Army ponders curfew option
The Fourth Army Region is mapping out certain areas and back roads which are vulnerable to insurgent attacks to be placed under curfew expected to be imposed after the end of the fasting month of Ramadan.
Maj-Gen Nakrob Boonbuathong, deputy director of the 5th Operations Coordinating Centre within the Internal Security Operations Command, told Isra news agency that curfew is necessary because there are not enough men to police the entire area of the three southernmost provinces. So, the alternative is to restrict the movements of the insurgents by means of a curfew, he said.
As a matter of fact, Maj-Gen Nakrob said that a cabinet’s approval is not necessary as the commander of the Fourth Army or his deputy is empowered to impose the curfew. However, he said that the army would have to inform the government when it is necessary for the curfew to be imposed.

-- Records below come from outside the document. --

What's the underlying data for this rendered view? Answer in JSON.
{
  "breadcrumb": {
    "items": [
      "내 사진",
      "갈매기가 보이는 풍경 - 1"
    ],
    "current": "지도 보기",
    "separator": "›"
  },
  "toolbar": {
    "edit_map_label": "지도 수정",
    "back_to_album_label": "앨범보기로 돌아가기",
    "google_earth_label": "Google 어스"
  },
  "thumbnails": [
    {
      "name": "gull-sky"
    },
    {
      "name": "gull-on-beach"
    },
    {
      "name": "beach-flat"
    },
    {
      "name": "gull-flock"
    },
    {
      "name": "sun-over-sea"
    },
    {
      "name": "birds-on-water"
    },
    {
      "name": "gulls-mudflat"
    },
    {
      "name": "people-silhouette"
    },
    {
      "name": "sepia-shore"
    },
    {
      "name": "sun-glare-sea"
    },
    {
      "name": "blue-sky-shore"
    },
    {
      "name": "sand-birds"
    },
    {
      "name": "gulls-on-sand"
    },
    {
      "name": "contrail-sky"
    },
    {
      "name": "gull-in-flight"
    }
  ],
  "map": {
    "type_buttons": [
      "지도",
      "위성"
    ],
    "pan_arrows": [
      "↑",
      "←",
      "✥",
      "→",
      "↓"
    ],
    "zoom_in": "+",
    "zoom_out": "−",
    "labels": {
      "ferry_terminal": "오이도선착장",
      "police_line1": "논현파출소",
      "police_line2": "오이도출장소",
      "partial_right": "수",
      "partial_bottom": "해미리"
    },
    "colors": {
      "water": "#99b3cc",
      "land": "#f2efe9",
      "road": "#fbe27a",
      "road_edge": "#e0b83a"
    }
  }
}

He explained that the curfew might affect the people and, as such, the people themselves might be pressured to help the authorities.
Deputy Prime Minister Yutthasak Sasiprapa who was recently appointed head of a new command centre to handle unrest situation in the deep South confirmed that curfew was likely but in certain areas known to be the hotbed of the insurgents or vulnerable to insurgent attacks.

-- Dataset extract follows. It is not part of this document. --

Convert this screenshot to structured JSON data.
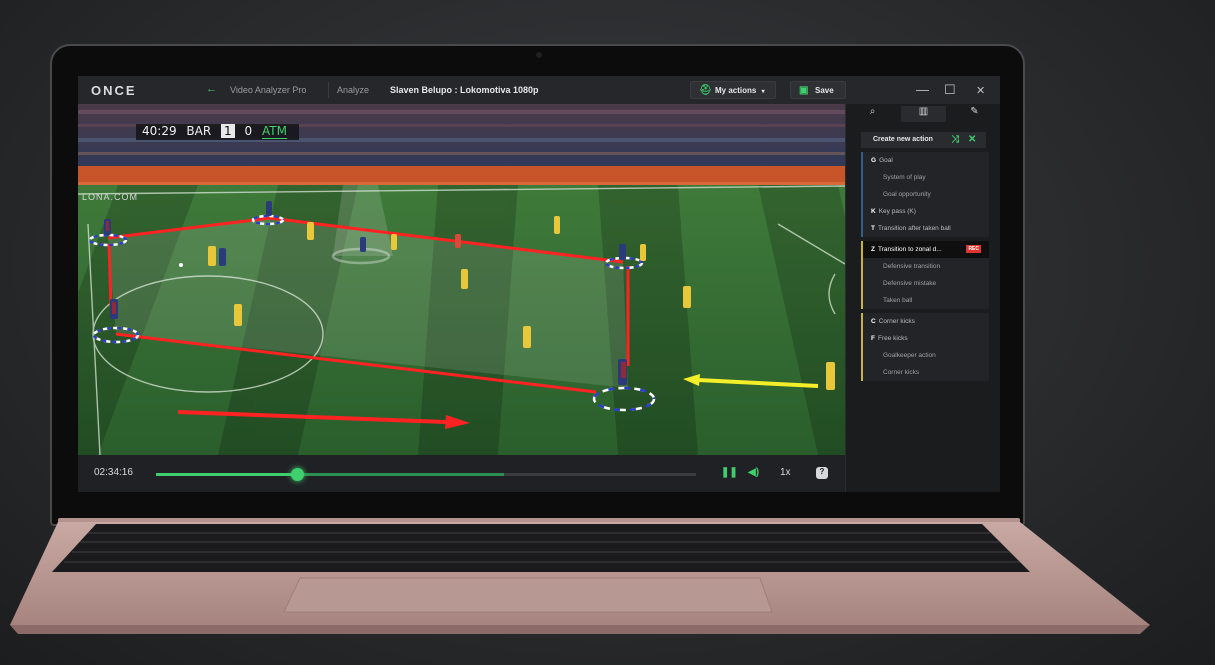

The idea of limited curfew was first floated by Defence Minister Sukumpol Suwannatat following a spate of deadly insurgent attacks during the Ramadan fasting month, including one car bomb in Raman district of Yala which killed five policemen and a drive-by shooting in Mayo district of Pattani which left four soldiers dead and two injured and a car bomb explosion at CS Pattani hotel in Pattani.

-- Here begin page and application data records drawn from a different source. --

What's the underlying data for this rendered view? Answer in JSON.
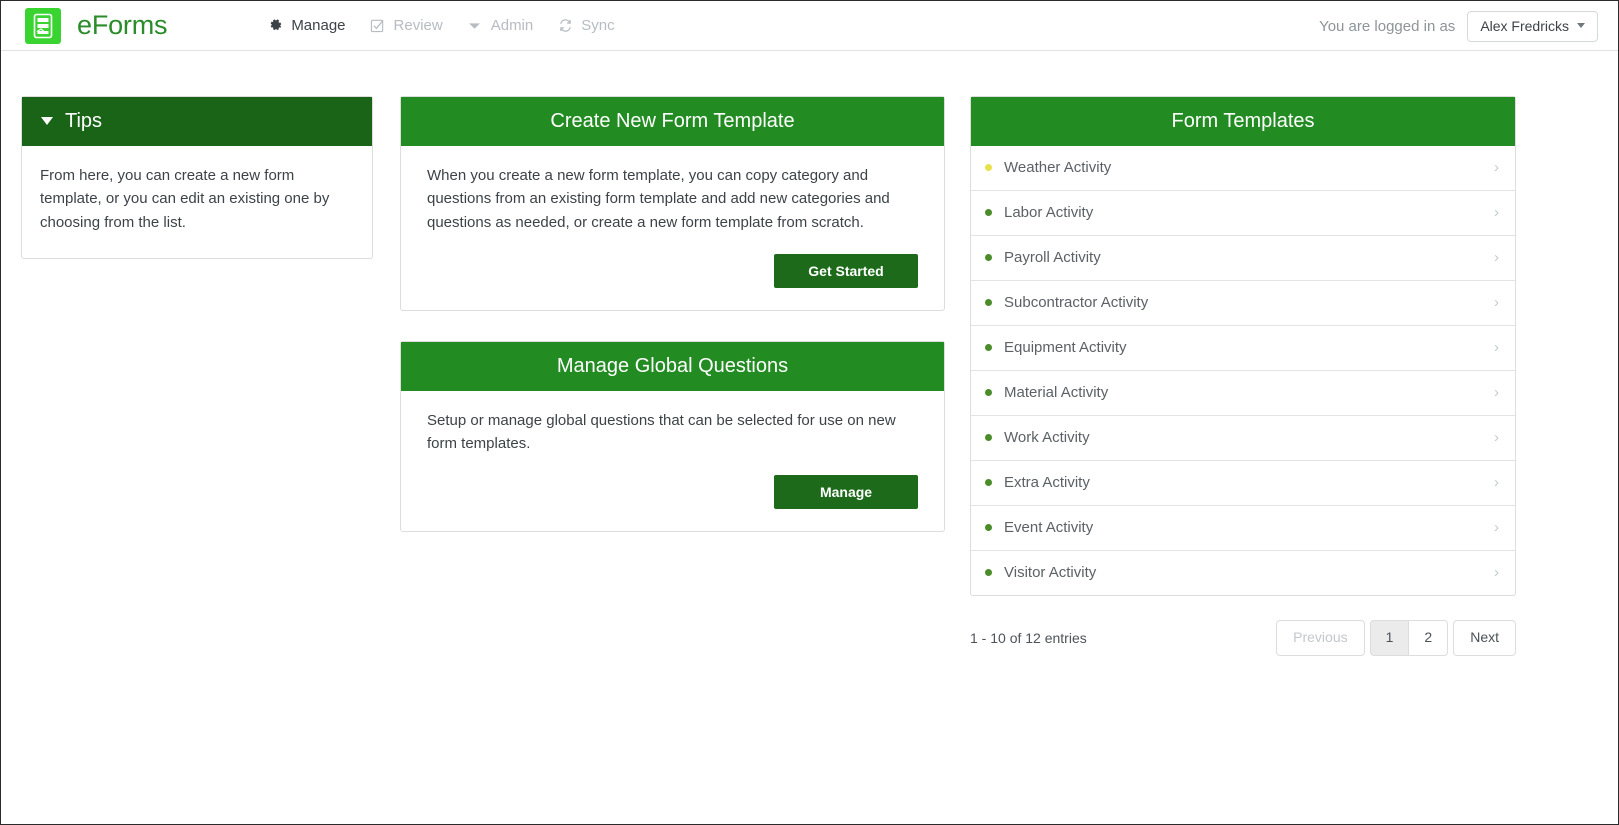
{
  "app": {
    "brand_name": "eForms",
    "logo_icon": "form-document-icon",
    "logo_color": "#3ad431",
    "brand_text_color": "#2a8c2a"
  },
  "nav": {
    "items": [
      {
        "label": "Manage",
        "icon": "gear-icon",
        "active": true
      },
      {
        "label": "Review",
        "icon": "checkbox-icon",
        "active": false
      },
      {
        "label": "Admin",
        "icon": "caret-down-icon",
        "active": false
      },
      {
        "label": "Sync",
        "icon": "sync-icon",
        "active": false
      }
    ]
  },
  "account": {
    "logged_in_text": "You are logged in as",
    "user_name": "Alex Fredricks",
    "dropdown_icon": "caret-down-icon"
  },
  "tips": {
    "title": "Tips",
    "toggle_icon": "caret-down-icon",
    "body": "From here, you can create a new form template, or you can edit an existing one by choosing from the list.",
    "header_color": "#1a6418"
  },
  "create_template": {
    "title": "Create New Form Template",
    "body": "When you create a new form template, you can copy category and questions from an existing form template and add new categories and questions as needed, or create a new form template from scratch.",
    "button_label": "Get Started",
    "header_color": "#228b22",
    "button_color": "#1d6b1a"
  },
  "global_questions": {
    "title": "Manage Global Questions",
    "body": "Setup or manage global questions that can be selected for use on new form templates.",
    "button_label": "Manage",
    "header_color": "#228b22",
    "button_color": "#1d6b1a"
  },
  "form_templates": {
    "title": "Form Templates",
    "header_color": "#228b22",
    "chevron_icon": "chevron-right-icon",
    "items": [
      {
        "label": "Weather Activity",
        "dot_color": "#e8e04a"
      },
      {
        "label": "Labor Activity",
        "dot_color": "#4a8c2a"
      },
      {
        "label": "Payroll Activity",
        "dot_color": "#4a8c2a"
      },
      {
        "label": "Subcontractor Activity",
        "dot_color": "#4a8c2a"
      },
      {
        "label": "Equipment Activity",
        "dot_color": "#4a8c2a"
      },
      {
        "label": "Material Activity",
        "dot_color": "#4a8c2a"
      },
      {
        "label": "Work Activity",
        "dot_color": "#4a8c2a"
      },
      {
        "label": "Extra Activity",
        "dot_color": "#4a8c2a"
      },
      {
        "label": "Event Activity",
        "dot_color": "#4a8c2a"
      },
      {
        "label": "Visitor Activity",
        "dot_color": "#4a8c2a"
      }
    ],
    "entries_info": "1 - 10 of 12 entries",
    "pagination": {
      "previous_label": "Previous",
      "next_label": "Next",
      "pages": [
        "1",
        "2"
      ],
      "current_page": "1"
    }
  }
}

Commenting on the violent incidents during the Ramadan, Maj-Gen Nakrob said it was normal for the insurgents to launch attacks whenever there was an opportunity. Ramadan, he explained, offered a good opportunity because more people left homes during the night or at dawn to buy food to eat before they started fasting at sun rise until sun set. Moreover, many insurgents were brainwashed that that would be blessed if they killed non-Muslims during the fasting month, he said.
The fact that the insurgents managed to stage several deadly attacks did not mean that there were flaws in the army’s strategy or tactics, said the general, adding however that carelessness of individual soldiers made it possible for them to become easy targets for the insurgents.
Maj-Gen Nakrob maintained that the troops who were deployed in the three southernmost provinces were well trained in both conventional and guerrilla warfares. "The unrest problem cannot be resolved quickly because we have been restrained. But from now on, we must seriously ponder the curfew option to restrict the movements of the insurgents because we do not have enough men to police every inch of the territory."
Asked about peace talk with the insurgents, the general said he supported the idea. However, he noted that peace dialogue and suppression of the insurgency to reduce violent incidence are two separate issues. "We can have talk with the insurgents while at the same time we battle against the insurgents. Take the case of northern Island for instance, the war went on for more than 30 years before peace was restored in the last couple of years," he added.
Caption : Maj-Gen Nakrob Boonbuathong